“Suddenly, everywhere we are afflicted with aggressive females on television talk shows yapping about how mistreated American women are, suggesting that marriage has put us in some kind of “slavery,” that housework is menial and degrading, and—perish the thought—that women are discriminated against,” she said in a 1972 speech that she published in her newsletter, The Phyllis Schlafly Report.

If the amendment passed, she wrote, women would be forced to go to war, would lose their right to child support and alimony, and society would fall apart. “The women’s libbers are radicals who are waging a total assault on the family, on marriage, and on children,” she said.

Schlafly had an uncanny knack for bringing together women of diverse religious and social backgrounds—and making them seem more numerous than they really were. She insisted on equal airtime to rebut the amendment and taught her followers to remind everyone they spoke to that they represented a “silent majority.” She also painted feminists and ERA advocates as foreign, unappealing and dangerous.

“Everywhere, ERA opponents took care to present themselves as feminine rather than feminist,” writes historian Marjorie J. Spruill. They adopted pink as their trademark color, aggressively distributed anti-ERA literature, and charmed legislators with baked goods and earnest pleas to the gender status quo.

Young girls hold up banners at the 'Call to the Nation's Conscience' Equal Rights Amendment rally on the steps of the Lincoln Memorial in 1981.

Young girls hold up banners at the 'Call to the Nation's Conscience' Equal Rights Amendment rally on the steps of the Lincoln Memorial in 1981.

Legislators began to turn their backs on the amendment.

Schlafly single handedly turned the ERA from a widely accepted concept into a culture war…and spooked legislators in the process.
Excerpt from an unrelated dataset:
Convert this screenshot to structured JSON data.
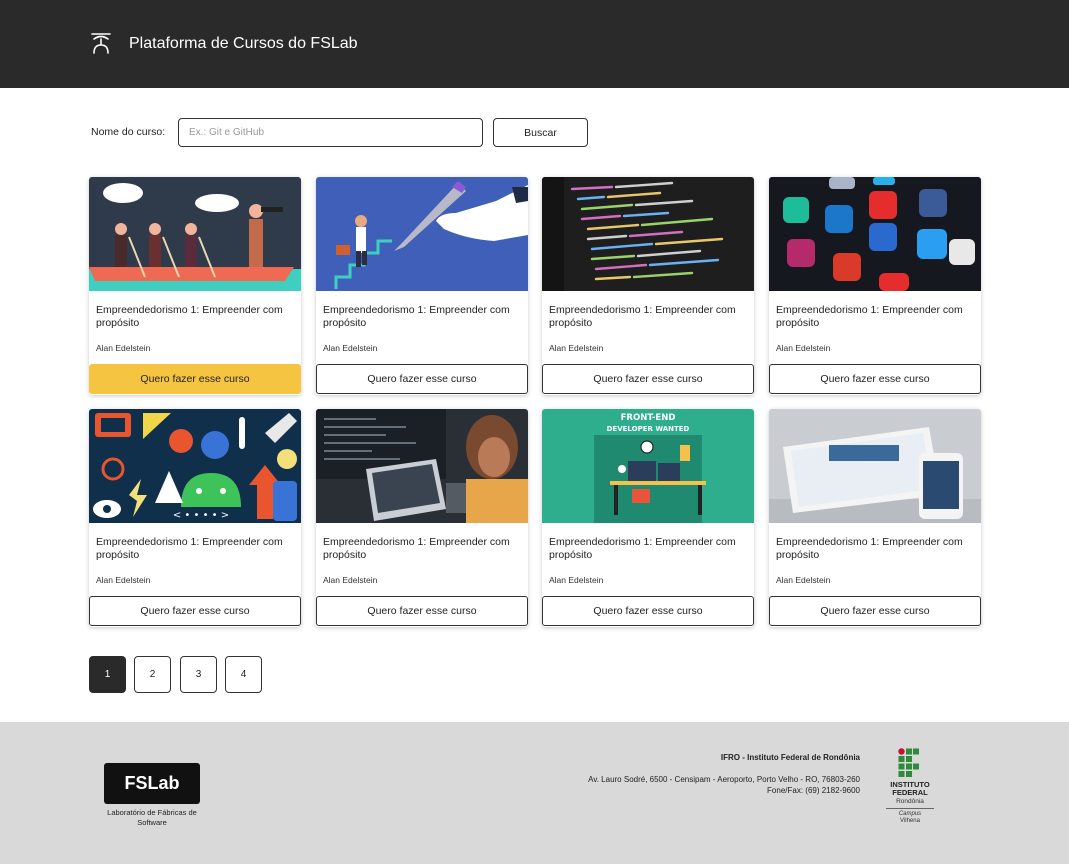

Though the amendment had been ratified by 22 states in its first year, the pace of ratification slowed. Then, states that had ratified the amendment began dropping out. Nebraska, Tennessee, Idaho, and Kentucky, and South Dakota all voted to rescind their prior support of the amendment.

After a court battle, a federal district court ruled that Idaho could rescind its support and that the lack of support in the state should be recognized, indicating that if other legal challenges were brought, they would likely fall in favor of the states that rescinded their adoptions of the amendment.

In 1978, recognizing that the adoption pace was slow, legislators extended the ratification period to 1982. But the amendment only had the support of 35 states. The amendment wasn’t dead, though.

Nearly 50 years later: the amendment still has legs, but its future is unclear.

In 2017, Nevada ratified the ERA. In May 2018, Illinois followed. Now, some advocates are pinning their hopes on Virginia to become the final state to ratify the amendment. But it’s unclear what might happen if a 38th state ratifies the ERA. Since it expired decades ago, someone in Congress could give it a fresh start as a new bill, but it would then have to pass the House and the Senate and be re-ratified by all 38 states. If the additional states that ratified since 1982 are to be recognized, Congress would have to pass legislation that re-extends the deadline.

It’s unclear if the amendment could survive either attempt, or whether the ERA will eventually become law. Lawsuits would almost certainly accompany any concerted effort to make the ERA law by adopting the newer ratifications, and introducing the amendment anew risks having states that once supported the ERA fall off the “yes” list.

What is certain is that a simple sentence declaring equality of the sexes is, for now, a dream deferred. Its supporters have waited nearly a century for the amendment to pass, and even longer for equal rights. If the long afterlife of the Equal Rights Amendment is any indication, they’re willing to wait even longer. 

RELATED CONTENT